Galaxy Mega narrows the last phablet gap

Since the launch of the first Galaxy Tab, products marketed as tablets have been at the 7″ floor, with some Windows tablets going to 11″ and beyond sizes. Meanwhile, phone sizes have progressively broken larger and larger barriers,  With Samsung’s announcement of the 6.3″ Galaxy Mega, the big-screen phone pioneer leapfrogs Huawei’s 6.1″ phone announcement at CES to reclaim the ergonomic threshold crown at 6.3″. This narrows the gap between phone and tablet to a mere 0.7″, with nothing inhabiting … Continue reading

Microsoft gains greater distribution for Surface RT

Staples’ decision to carry the Surface RT probably won’t do too much to help such a consumer-focused device, but Best Buy’s carrying of it is bigger news. As much as the additional distribution will help Microsoft, Best Buy may be the bigger winner. Not only will it add to Best Buy’s selection, but it will drive store traffic to offer exposure to a host of other Windows RT and Windows 8 devices. In contrast, there was little to cross-sell Surface … Continue reading

iHS says e-readers are doomed to limited markets

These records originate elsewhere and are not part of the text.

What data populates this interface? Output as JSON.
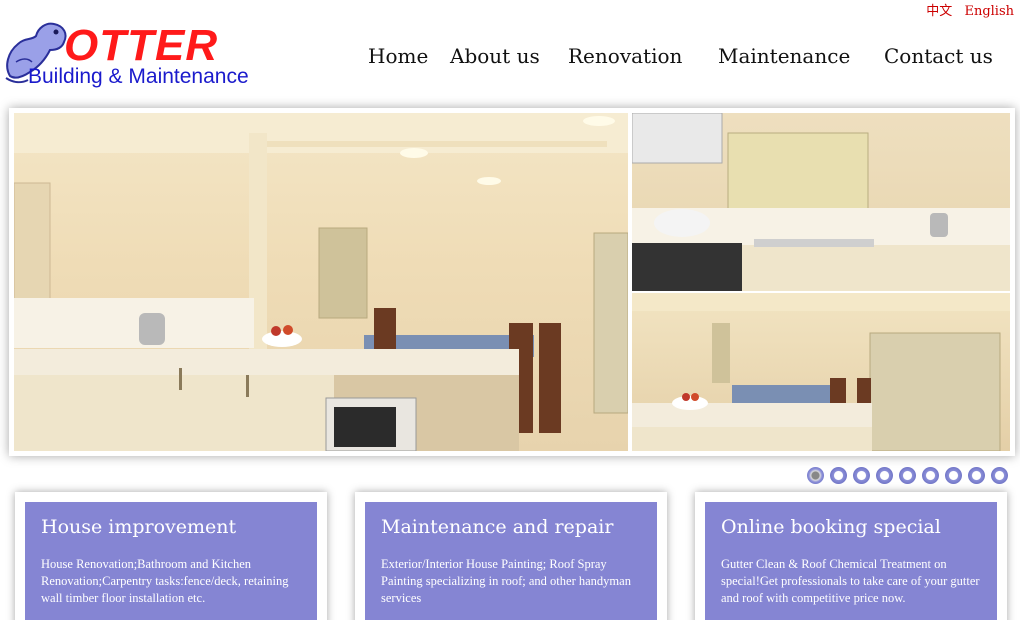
{
  "lang": {
    "chinese": "中文",
    "english": "English"
  },
  "logo": {
    "word": "OTTER",
    "subtitle": "Building & Maintenance"
  },
  "nav": {
    "home": "Home",
    "about": "About us",
    "renovation": "Renovation",
    "maintenance": "Maintenance",
    "contact": "Contact us"
  },
  "slider": {
    "dot_count": 9,
    "active_index": 0
  },
  "colors": {
    "accent": "#8585d3",
    "lang": "#cc0000",
    "logo_red": "#ff1a1a",
    "logo_blue": "#1a1acc"
  },
  "cards": [
    {
      "title": "House improvement",
      "body": "House Renovation;Bathroom and Kitchen Renovation;Carpentry tasks:fence/deck, retaining wall timber floor installation etc."
    },
    {
      "title": "Maintenance and repair",
      "body": "Exterior/Interior House Painting; Roof Spray Painting specializing in roof; and other handyman services"
    },
    {
      "title": "Online booking special",
      "body": "Gutter Clean & Roof Chemical Treatment on special!Get professionals to take care of your gutter and roof with competitive price now."
    }
  ]
}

iHS senior principal analyst Jordan Selburn draws a comparison between the e-reader and other portable electronics, such as portable media players and point-and-shoot cameras, that have seen their functionality incorporated into the smartphone. Fair enough, while the smartphone was the spiritual successor to the PDA (or basically a cellular-connected PDA with voice). Still, while average e-reader screen sizes (and especially those of e-readers like the Kobo Pocket) are smaller than those of tablets, they were close enough where I always … Continue reading